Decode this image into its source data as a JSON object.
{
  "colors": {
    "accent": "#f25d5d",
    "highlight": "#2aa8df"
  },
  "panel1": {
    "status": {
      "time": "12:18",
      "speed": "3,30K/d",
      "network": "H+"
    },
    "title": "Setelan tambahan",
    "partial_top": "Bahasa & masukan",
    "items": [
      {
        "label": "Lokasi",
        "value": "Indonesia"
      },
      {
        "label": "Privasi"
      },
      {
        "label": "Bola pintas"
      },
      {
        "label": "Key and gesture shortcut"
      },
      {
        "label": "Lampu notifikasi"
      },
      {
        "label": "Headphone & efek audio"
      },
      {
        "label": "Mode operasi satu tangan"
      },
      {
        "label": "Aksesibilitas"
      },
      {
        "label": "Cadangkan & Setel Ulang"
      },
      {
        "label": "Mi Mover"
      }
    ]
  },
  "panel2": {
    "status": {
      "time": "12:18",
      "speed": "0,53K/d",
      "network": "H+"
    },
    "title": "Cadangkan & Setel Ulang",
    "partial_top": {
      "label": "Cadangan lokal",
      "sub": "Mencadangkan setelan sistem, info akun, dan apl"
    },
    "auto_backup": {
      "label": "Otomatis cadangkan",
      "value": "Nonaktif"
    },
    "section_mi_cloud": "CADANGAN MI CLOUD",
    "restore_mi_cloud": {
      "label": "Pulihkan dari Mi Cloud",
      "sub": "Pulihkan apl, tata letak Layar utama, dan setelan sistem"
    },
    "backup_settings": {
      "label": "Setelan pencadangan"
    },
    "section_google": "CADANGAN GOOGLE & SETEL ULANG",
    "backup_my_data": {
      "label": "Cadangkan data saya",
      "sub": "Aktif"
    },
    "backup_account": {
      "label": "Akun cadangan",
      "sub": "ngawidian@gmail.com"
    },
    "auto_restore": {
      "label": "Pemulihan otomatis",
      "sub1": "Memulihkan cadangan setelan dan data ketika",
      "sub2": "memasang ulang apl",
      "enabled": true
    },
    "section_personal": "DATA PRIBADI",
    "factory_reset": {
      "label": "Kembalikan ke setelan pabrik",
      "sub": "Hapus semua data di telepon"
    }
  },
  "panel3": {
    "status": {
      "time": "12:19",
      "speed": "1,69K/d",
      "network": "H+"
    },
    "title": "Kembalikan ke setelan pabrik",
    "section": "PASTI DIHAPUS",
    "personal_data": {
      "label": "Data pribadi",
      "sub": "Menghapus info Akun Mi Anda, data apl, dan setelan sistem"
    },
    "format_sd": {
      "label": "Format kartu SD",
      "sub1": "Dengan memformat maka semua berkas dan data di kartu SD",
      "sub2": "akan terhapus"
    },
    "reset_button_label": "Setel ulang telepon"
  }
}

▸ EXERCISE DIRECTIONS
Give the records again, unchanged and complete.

▸ TASK SOLUTION
Decode this image into its source data as a JSON object.
{
  "colors": {
    "accent": "#f25d5d",
    "highlight": "#2aa8df"
  },
  "panel1": {
    "status": {
      "time": "12:18",
      "speed": "3,30K/d",
      "network": "H+"
    },
    "title": "Setelan tambahan",
    "partial_top": "Bahasa & masukan",
    "items": [
      {
        "label": "Lokasi",
        "value": "Indonesia"
      },
      {
        "label": "Privasi"
      },
      {
        "label": "Bola pintas"
      },
      {
        "label": "Key and gesture shortcut"
      },
      {
        "label": "Lampu notifikasi"
      },
      {
        "label": "Headphone & efek audio"
      },
      {
        "label": "Mode operasi satu tangan"
      },
      {
        "label": "Aksesibilitas"
      },
      {
        "label": "Cadangkan & Setel Ulang"
      },
      {
        "label": "Mi Mover"
      }
    ]
  },
  "panel2": {
    "status": {
      "time": "12:18",
      "speed": "0,53K/d",
      "network": "H+"
    },
    "title": "Cadangkan & Setel Ulang",
    "partial_top": {
      "label": "Cadangan lokal",
      "sub": "Mencadangkan setelan sistem, info akun, dan apl"
    },
    "auto_backup": {
      "label": "Otomatis cadangkan",
      "value": "Nonaktif"
    },
    "section_mi_cloud": "CADANGAN MI CLOUD",
    "restore_mi_cloud": {
      "label": "Pulihkan dari Mi Cloud",
      "sub": "Pulihkan apl, tata letak Layar utama, dan setelan sistem"
    },
    "backup_settings": {
      "label": "Setelan pencadangan"
    },
    "section_google": "CADANGAN GOOGLE & SETEL ULANG",
    "backup_my_data": {
      "label": "Cadangkan data saya",
      "sub": "Aktif"
    },
    "backup_account": {
      "label": "Akun cadangan",
      "sub": "ngawidian@gmail.com"
    },
    "auto_restore": {
      "label": "Pemulihan otomatis",
      "sub1": "Memulihkan cadangan setelan dan data ketika",
      "sub2": "memasang ulang apl",
      "enabled": true
    },
    "section_personal": "DATA PRIBADI",
    "factory_reset": {
      "label": "Kembalikan ke setelan pabrik",
      "sub": "Hapus semua data di telepon"
    }
  },
  "panel3": {
    "status": {
      "time": "12:19",
      "speed": "1,69K/d",
      "network": "H+"
    },
    "title": "Kembalikan ke setelan pabrik",
    "section": "PASTI DIHAPUS",
    "personal_data": {
      "label": "Data pribadi",
      "sub": "Menghapus info Akun Mi Anda, data apl, dan setelan sistem"
    },
    "format_sd": {
      "label": "Format kartu SD",
      "sub1": "Dengan memformat maka semua berkas dan data di kartu SD",
      "sub2": "akan terhapus"
    },
    "reset_button_label": "Setel ulang telepon"
  }
}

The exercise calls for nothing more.